Oh, did I mention that Obama traveled on Thursday to extol all the benefits of Obamacare? There may be some, but making a profit in health insurance isn’t one of them.

And who’s surprised? Democrats have whined for decades that health insurers and health care providers shouldn’t be profiting from health care.

Hey, mission accomplished!

We occasionally see a news story where some health insurance CEO concedes the losses but boasts that the company isn’t discouraged and will continue providing coverage through the Obamacare exchanges.

The honest insurance CEOs are politely hinting that they may have to rethink their Obamacare participation. But they have to be careful because they know how vindictive the Obama administration can be, especially when it’s being told the president’s “signature legislation”—conceived and birthed by only Democrats—is a financial deadweight. Some of the health insurers may still show a profit at year’s end, but only because of their other lines of business.

But in the age of the activist investor, just how long will a corporate board of a multi-billion-dollar health insurer allow the company to lose hundreds of millions of dollars a year to please a presidential administration that no longer exists?
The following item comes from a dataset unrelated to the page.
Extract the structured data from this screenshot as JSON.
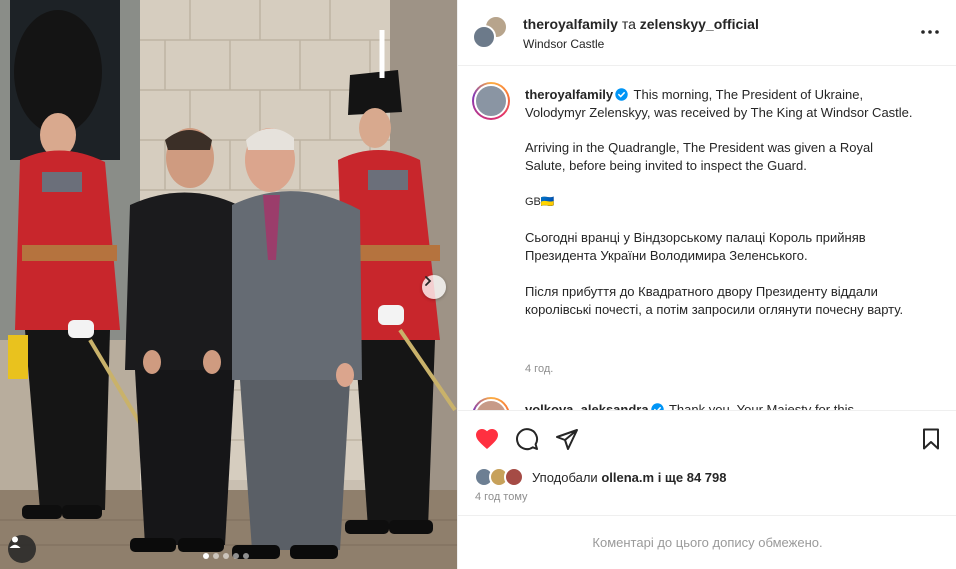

For responsible corporate boards that are protecting shareholders, the issue isn’t just being profitable, but being as profitable as possible. Losing three-quarters of a billion dollars in one year supplying Obamacare exchanges, as UHC did, is tantamount to gross corporate negligence, which is why the company released a statement hinting that it might leave the exchange.

That was a polite and tactful way of saying that unless the exchange market improves—and there is zero reason to think it will—UHC will be heading for the hills. It was also a way to give the company a little time so that the Obama administration can get out of Washington.

President Obama has had almost nothing but bad health care news since his Obamacare passed—from the disastrous Healthcare.gov rollout, to dramatically higher premiums, to millions of cancelled policies, to way underperforming on the promised number of newly insured Americans, to frequent reports of rampant fraud and abuse, to the most recent study that found only about 15 percent of the public has benefited from his boondoggle.

The last thing Obama wants is health insurers heading for the exits so that people have few or no choices in the exchanges, which would imply what everyone already knows: Obamacare has been a disaster for the vast majority of Americans.

That’s why we are unlikely to see the pullout notices until it’s too late for the Obama mob to punish the insurers for leaving. But it also means the next president will have to pick up the pieces on this health insurance wreck.